- TASK GOAL
I would like every line of the records below that contains the word "août" copied.

** DATASET ENTRIES follows **

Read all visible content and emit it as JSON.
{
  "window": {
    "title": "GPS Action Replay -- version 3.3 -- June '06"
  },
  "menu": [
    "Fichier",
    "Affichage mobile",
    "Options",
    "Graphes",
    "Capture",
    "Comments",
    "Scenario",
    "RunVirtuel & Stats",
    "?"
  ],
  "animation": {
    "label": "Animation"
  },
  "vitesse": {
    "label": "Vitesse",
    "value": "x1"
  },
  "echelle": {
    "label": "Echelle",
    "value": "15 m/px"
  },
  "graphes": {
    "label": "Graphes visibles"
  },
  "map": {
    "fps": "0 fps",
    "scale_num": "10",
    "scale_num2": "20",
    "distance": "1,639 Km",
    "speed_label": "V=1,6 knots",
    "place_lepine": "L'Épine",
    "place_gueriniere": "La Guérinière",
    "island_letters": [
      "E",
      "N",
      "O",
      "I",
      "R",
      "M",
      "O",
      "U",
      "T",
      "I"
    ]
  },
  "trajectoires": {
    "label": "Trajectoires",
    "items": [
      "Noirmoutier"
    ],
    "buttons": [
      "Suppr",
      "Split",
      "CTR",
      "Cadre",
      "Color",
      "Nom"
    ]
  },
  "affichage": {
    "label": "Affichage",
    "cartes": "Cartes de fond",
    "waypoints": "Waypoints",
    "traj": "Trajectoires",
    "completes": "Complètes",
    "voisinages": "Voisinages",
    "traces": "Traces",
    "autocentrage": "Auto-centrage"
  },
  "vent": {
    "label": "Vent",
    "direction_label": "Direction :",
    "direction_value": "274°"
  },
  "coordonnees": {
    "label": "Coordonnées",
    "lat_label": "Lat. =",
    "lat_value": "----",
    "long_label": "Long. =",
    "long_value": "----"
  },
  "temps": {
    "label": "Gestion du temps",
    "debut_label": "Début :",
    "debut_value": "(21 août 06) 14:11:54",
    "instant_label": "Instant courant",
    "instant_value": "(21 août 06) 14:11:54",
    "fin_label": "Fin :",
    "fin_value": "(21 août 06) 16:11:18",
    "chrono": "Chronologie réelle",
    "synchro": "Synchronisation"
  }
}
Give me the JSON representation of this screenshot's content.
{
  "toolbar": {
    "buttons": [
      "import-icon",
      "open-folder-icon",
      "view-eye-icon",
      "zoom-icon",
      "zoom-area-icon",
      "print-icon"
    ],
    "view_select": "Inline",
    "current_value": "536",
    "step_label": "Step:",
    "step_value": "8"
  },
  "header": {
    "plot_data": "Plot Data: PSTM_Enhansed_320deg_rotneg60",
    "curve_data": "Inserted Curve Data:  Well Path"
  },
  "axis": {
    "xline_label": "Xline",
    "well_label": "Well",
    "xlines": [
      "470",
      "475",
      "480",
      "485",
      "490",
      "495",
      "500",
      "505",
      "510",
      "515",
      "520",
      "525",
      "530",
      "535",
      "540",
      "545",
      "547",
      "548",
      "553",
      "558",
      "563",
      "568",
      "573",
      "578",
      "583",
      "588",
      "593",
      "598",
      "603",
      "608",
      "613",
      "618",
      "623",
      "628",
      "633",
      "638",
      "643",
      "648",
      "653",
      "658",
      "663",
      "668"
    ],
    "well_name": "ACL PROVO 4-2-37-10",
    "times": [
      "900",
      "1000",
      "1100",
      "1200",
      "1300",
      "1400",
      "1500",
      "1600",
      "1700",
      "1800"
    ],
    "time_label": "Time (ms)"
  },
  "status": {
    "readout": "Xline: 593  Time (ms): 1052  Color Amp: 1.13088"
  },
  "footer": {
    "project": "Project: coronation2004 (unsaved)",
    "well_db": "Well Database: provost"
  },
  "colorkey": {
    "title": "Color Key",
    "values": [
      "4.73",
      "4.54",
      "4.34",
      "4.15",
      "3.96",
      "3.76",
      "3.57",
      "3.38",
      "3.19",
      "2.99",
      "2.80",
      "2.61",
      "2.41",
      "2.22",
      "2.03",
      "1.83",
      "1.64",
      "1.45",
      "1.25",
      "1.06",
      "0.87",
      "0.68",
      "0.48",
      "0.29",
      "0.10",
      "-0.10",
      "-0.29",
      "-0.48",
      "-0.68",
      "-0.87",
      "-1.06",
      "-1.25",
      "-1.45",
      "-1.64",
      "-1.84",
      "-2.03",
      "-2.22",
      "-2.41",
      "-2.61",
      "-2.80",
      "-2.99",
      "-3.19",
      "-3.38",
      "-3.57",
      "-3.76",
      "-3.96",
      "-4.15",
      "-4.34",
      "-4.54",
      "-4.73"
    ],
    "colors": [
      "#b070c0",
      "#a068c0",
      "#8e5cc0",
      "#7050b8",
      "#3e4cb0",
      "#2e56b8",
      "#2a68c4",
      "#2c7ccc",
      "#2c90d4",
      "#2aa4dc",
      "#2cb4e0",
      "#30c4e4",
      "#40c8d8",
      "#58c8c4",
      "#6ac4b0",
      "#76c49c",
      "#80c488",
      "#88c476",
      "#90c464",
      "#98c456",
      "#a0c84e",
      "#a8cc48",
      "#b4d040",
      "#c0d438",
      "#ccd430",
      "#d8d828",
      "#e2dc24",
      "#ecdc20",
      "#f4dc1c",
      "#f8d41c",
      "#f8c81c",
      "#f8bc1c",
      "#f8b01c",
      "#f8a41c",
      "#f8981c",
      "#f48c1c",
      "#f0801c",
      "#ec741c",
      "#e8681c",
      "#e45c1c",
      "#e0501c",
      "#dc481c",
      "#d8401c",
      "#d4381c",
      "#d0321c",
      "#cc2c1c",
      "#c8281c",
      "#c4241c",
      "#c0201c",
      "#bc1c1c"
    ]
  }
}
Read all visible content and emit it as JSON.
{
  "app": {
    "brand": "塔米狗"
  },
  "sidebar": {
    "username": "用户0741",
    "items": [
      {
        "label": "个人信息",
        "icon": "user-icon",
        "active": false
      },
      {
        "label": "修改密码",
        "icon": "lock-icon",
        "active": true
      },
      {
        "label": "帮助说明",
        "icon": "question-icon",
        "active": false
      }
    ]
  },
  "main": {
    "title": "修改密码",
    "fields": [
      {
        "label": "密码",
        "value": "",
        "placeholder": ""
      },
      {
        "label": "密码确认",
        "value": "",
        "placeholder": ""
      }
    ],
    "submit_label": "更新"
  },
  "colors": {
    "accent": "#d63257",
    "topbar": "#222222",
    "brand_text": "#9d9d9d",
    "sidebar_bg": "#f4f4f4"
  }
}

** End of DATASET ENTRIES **

- ANSWER SECTION
    "debut_value": "(21 août 06) 14:11:54",
    "instant_value": "(21 août 06) 14:11:54",
    "fin_value": "(21 août 06) 16:11:18",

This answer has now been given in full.